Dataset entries
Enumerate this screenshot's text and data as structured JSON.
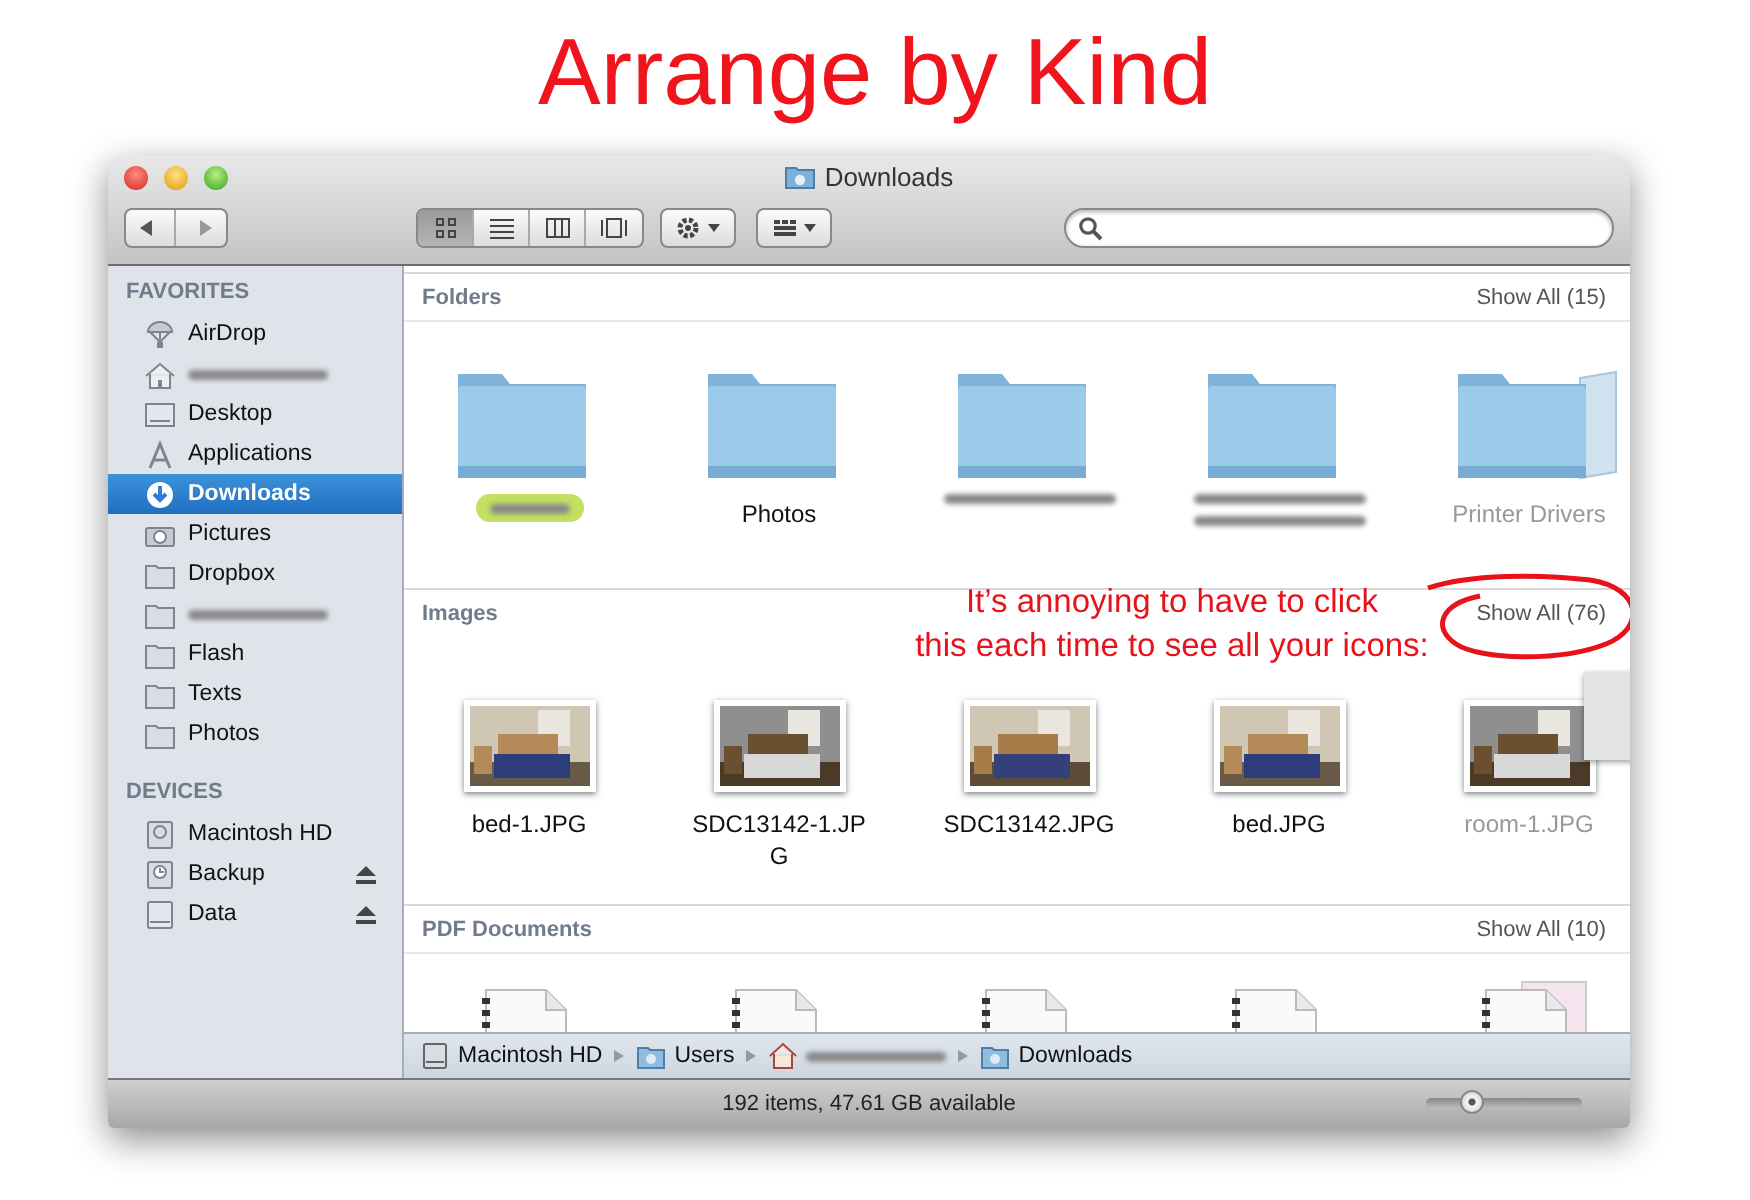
{
  "heading": "Arrange by Kind",
  "window": {
    "title": "Downloads"
  },
  "toolbar": {
    "views": [
      {
        "kind": "icons",
        "selected": true
      },
      {
        "kind": "list",
        "selected": false
      },
      {
        "kind": "columns",
        "selected": false
      },
      {
        "kind": "coverflow",
        "selected": false
      }
    ]
  },
  "sidebar": [
    {
      "title": "FAVORITES",
      "items": [
        {
          "label": "AirDrop",
          "selected": false
        },
        {
          "redacted": true,
          "selected": false
        },
        {
          "label": "Desktop",
          "selected": false
        },
        {
          "label": "Applications",
          "selected": false
        },
        {
          "label": "Downloads",
          "selected": true
        },
        {
          "label": "Pictures",
          "selected": false
        },
        {
          "label": "Dropbox",
          "selected": false
        },
        {
          "redacted": true,
          "selected": false
        },
        {
          "label": "Flash",
          "selected": false
        },
        {
          "label": "Texts",
          "selected": false
        },
        {
          "label": "Photos",
          "selected": false
        }
      ]
    },
    {
      "title": "DEVICES",
      "items": [
        {
          "label": "Macintosh HD",
          "selected": false,
          "eject": false
        },
        {
          "label": "Backup",
          "selected": false,
          "eject": true
        },
        {
          "label": "Data",
          "selected": false,
          "eject": true
        }
      ]
    }
  ],
  "sections": [
    {
      "title": "Folders",
      "show_all": "Show All (15)",
      "items": [
        {
          "kind": "folder",
          "redacted": true,
          "color": "#c4e060"
        },
        {
          "kind": "folder",
          "name": "Photos"
        },
        {
          "kind": "folder",
          "redacted": true
        },
        {
          "kind": "folder",
          "redacted": true,
          "wrapped": true
        },
        {
          "kind": "folder",
          "name": "Printer Drivers",
          "stack": true
        }
      ]
    },
    {
      "title": "Images",
      "show_all": "Show All (76)",
      "items": [
        {
          "name": "bed-1.JPG"
        },
        {
          "name": "SDC13142-1.JP G"
        },
        {
          "name": "SDC13142.JPG"
        },
        {
          "name": "bed.JPG"
        },
        {
          "name": "room-1.JPG",
          "stack": true
        }
      ]
    },
    {
      "title": "PDF Documents",
      "show_all": "Show All (10)",
      "items": [
        {
          "kind": "document"
        },
        {
          "kind": "document"
        },
        {
          "kind": "document"
        },
        {
          "kind": "document"
        },
        {
          "kind": "document",
          "stack": true
        }
      ]
    }
  ],
  "path": [
    {
      "label": "Macintosh HD"
    },
    {
      "label": "Users"
    },
    {
      "redacted": true
    },
    {
      "label": "Downloads"
    }
  ],
  "status": {
    "text": "192 items, 47.61 GB available",
    "zoom": {
      "level": 0.3
    }
  },
  "annotation": {
    "lines": [
      "It’s annoying to have to click",
      "this each time to see all your icons:"
    ]
  }
}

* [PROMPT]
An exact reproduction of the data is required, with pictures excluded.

* [RESPONSE TO THIS EXERCISE]
Enumerate this screenshot's text and data as structured JSON.
{
  "heading": "Arrange by Kind",
  "window": {
    "title": "Downloads"
  },
  "toolbar": {
    "views": [
      {
        "kind": "icons",
        "selected": true
      },
      {
        "kind": "list",
        "selected": false
      },
      {
        "kind": "columns",
        "selected": false
      },
      {
        "kind": "coverflow",
        "selected": false
      }
    ]
  },
  "sidebar": [
    {
      "title": "FAVORITES",
      "items": [
        {
          "label": "AirDrop",
          "selected": false
        },
        {
          "redacted": true,
          "selected": false
        },
        {
          "label": "Desktop",
          "selected": false
        },
        {
          "label": "Applications",
          "selected": false
        },
        {
          "label": "Downloads",
          "selected": true
        },
        {
          "label": "Pictures",
          "selected": false
        },
        {
          "label": "Dropbox",
          "selected": false
        },
        {
          "redacted": true,
          "selected": false
        },
        {
          "label": "Flash",
          "selected": false
        },
        {
          "label": "Texts",
          "selected": false
        },
        {
          "label": "Photos",
          "selected": false
        }
      ]
    },
    {
      "title": "DEVICES",
      "items": [
        {
          "label": "Macintosh HD",
          "selected": false,
          "eject": false
        },
        {
          "label": "Backup",
          "selected": false,
          "eject": true
        },
        {
          "label": "Data",
          "selected": false,
          "eject": true
        }
      ]
    }
  ],
  "sections": [
    {
      "title": "Folders",
      "show_all": "Show All (15)",
      "items": [
        {
          "kind": "folder",
          "redacted": true,
          "color": "#c4e060"
        },
        {
          "kind": "folder",
          "name": "Photos"
        },
        {
          "kind": "folder",
          "redacted": true
        },
        {
          "kind": "folder",
          "redacted": true,
          "wrapped": true
        },
        {
          "kind": "folder",
          "name": "Printer Drivers",
          "stack": true
        }
      ]
    },
    {
      "title": "Images",
      "show_all": "Show All (76)",
      "items": [
        {
          "name": "bed-1.JPG"
        },
        {
          "name": "SDC13142-1.JP G"
        },
        {
          "name": "SDC13142.JPG"
        },
        {
          "name": "bed.JPG"
        },
        {
          "name": "room-1.JPG",
          "stack": true
        }
      ]
    },
    {
      "title": "PDF Documents",
      "show_all": "Show All (10)",
      "items": [
        {
          "kind": "document"
        },
        {
          "kind": "document"
        },
        {
          "kind": "document"
        },
        {
          "kind": "document"
        },
        {
          "kind": "document",
          "stack": true
        }
      ]
    }
  ],
  "path": [
    {
      "label": "Macintosh HD"
    },
    {
      "label": "Users"
    },
    {
      "redacted": true
    },
    {
      "label": "Downloads"
    }
  ],
  "status": {
    "text": "192 items, 47.61 GB available",
    "zoom": {
      "level": 0.3
    }
  },
  "annotation": {
    "lines": [
      "It’s annoying to have to click",
      "this each time to see all your icons:"
    ]
  }
}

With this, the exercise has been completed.